One of the great challenges of being on the “bleeding edge” of change in any industry is identifying the words to be used in discussing the new model. The real estate industry is, at more than a century old, steeped in history and culture. So it’s even more of a challenge to create a dialog that accurately captures the essence of a particular innovation and the characteristics that distinguish it from the old way of doing business. It’s hard to create new meanings for words that have long-standing and well-understood definitions.
One term used to describe real estate firms that are working to change the industry is “alternative.” But absent some definition, the term is meaningless. So what is, exactly, an “alternative brokerage”? And who would be an “alternative agent”?
Does use of the internet define Alternative Brokerage?
One possibility: A firm that leverages the internet to more efficiently provide client services, and passes at least some of the savings back to the consumer. The second clause is important. Every real estate broker by now has leveraged the internet, in particular by sharing their listings not just with other brokers but with the public via the internet (a change driven by anti-trust efforts of the Department of Justice). So simply using the internet cannot be considered alternative.
But passing the savings created by this efficiency back to the consumer? Now that’s new. On the other hand, though, there are lots of brokers out there now who will negotiate unique fees with their buyer clients and who will then rebate the balance of the seller-paid commission to the client at closing. These brokers recognize the fact that most buyers now do at least some of the home search themselves. Does that make their real estate firm an alternative brokerage?

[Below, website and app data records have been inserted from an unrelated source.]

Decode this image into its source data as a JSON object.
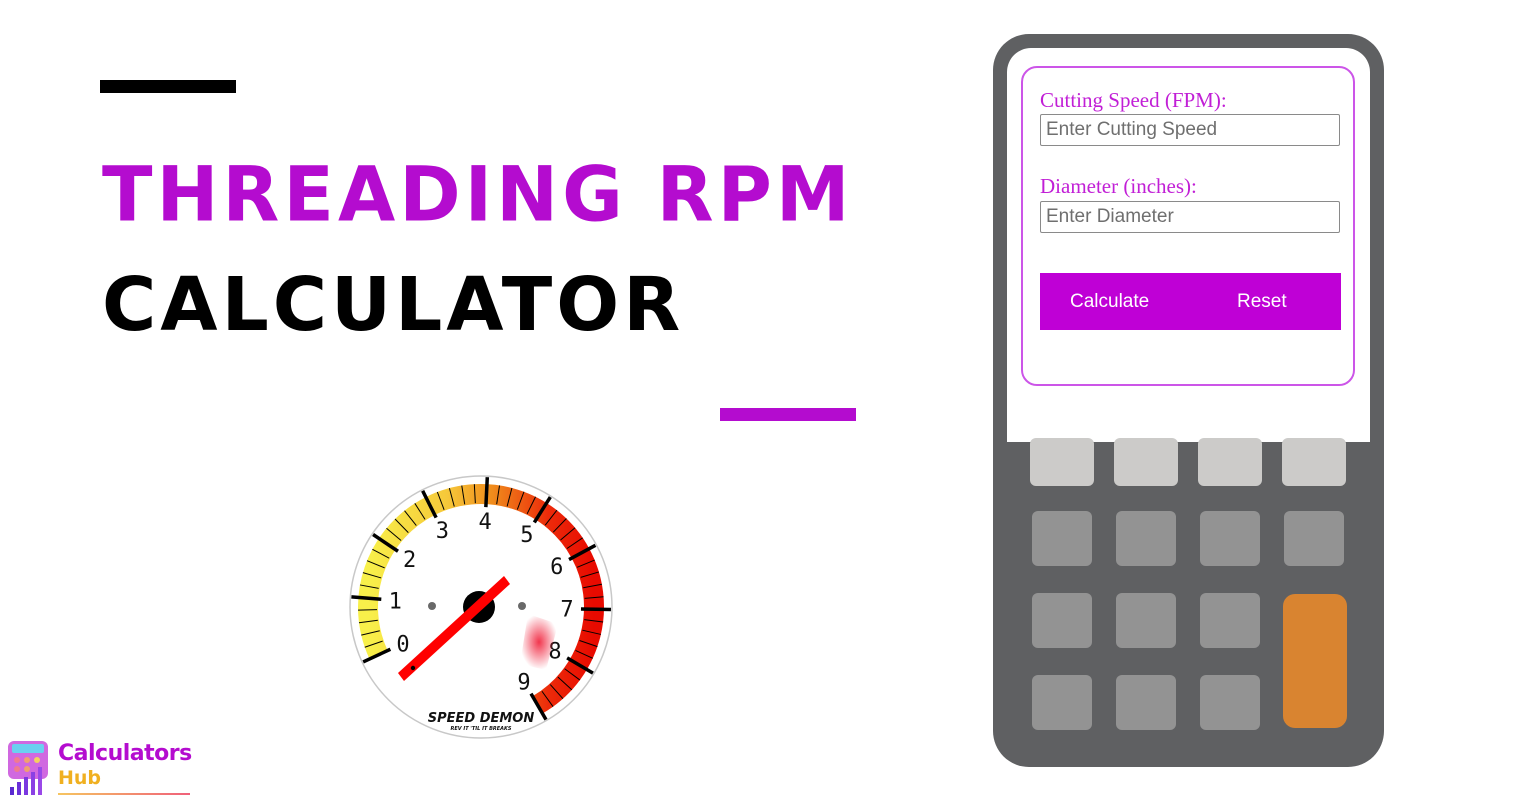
{
  "hero": {
    "title_line1": "THREADING RPM",
    "title_line2": "CALCULATOR",
    "accent_color": "#b40ccf"
  },
  "gauge": {
    "dial_labels": [
      "0",
      "1",
      "2",
      "3",
      "4",
      "5",
      "6",
      "7",
      "8",
      "9"
    ],
    "brand": "SPEED DEMON",
    "tagline": "REV IT 'TIL IT BREAKS"
  },
  "logo": {
    "line1": "Calculators",
    "line2": "Hub"
  },
  "calculator": {
    "fields": [
      {
        "label": "Cutting Speed (FPM):",
        "placeholder": "Enter Cutting Speed",
        "value": ""
      },
      {
        "label": "Diameter (inches):",
        "placeholder": "Enter Diameter",
        "value": ""
      }
    ],
    "buttons": {
      "calculate": "Calculate",
      "reset": "Reset"
    },
    "button_color": "#bf00d6",
    "keypad_accent": "#d98430"
  }
}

No. If that’s the case, then the term “alternative” doesn’t begin to describe the many distinctions between the new business models that are emerging in the real estate industry and the traditional way of doing business. Agents (legally now called brokers, previously licensees) have been independent contractors, each largely responsible for their own real estate practice (independence is the hallmark of being an “independent contractor”). Every agent must be licensed through a managing broker, who remains responsible for the agent’s conduct. That agent then either pays a flat fee to the managing broker (i.e. a desk fee), or splits in some percentage with the managing broker (and firm) the commissions earned. One managing broker can be responsible for two hundred or more agents in the office. Each and every one of those 200+ agents is responsible for finding their own clients and generating their own income.
So the traditional model is defined in part by independence for the agents and limited oversight. If one agent in the office decides to charge a lower fee, does that make the whole office “alternative”? Clearly not.
It’s more than the internet. Modern business principles define an Alternative Brokerage
Therefore, the definition needs to be expanded. Here’s another possibility: A real estate firm that operates as a modern business and passes some of the savings realized by those modern efficiencies back to the consumer. This definition still captures “leveraging the internet,” clearly a hallmark of operating as a modern business. But what about the notion of branding and efficient marketing? In the 21st Century, there are more efficient means of advertising the firm’s services and acquiring new clients than making each agent responsible for their own business.
Finally, a modern business is more likely to value the brand and the resulting need to provide high quality service every time to every consumer. Many of the new real estate models employ their agents. This gives them a far greater degree of control over their agents’ conduct and the services they provide. While generalizations cannot be drawn about any particular agent, there is no dispute that the bar to entry into the profession is quite low. A modern business structure reduces the risk generally that a consumer will be poorly served by a real estate agent.
So operating as a modern business, and passing the savings realized by the resulting efficiencies back to the consumer, seems to define an alternative brokerage. Which begs the question: Can an alternative agent only work for an alternative brokerage? I think so. Otherwise, we once again define “alternative” way down, such that it’s only a shade off traditional. In today’s real estate industry, where there lots of alternative brokerages – as defined here – that definition just doesn’t convey reality.
What say you, RCG community? What is an “alternative brokerage“? Who is an “alternative broker”?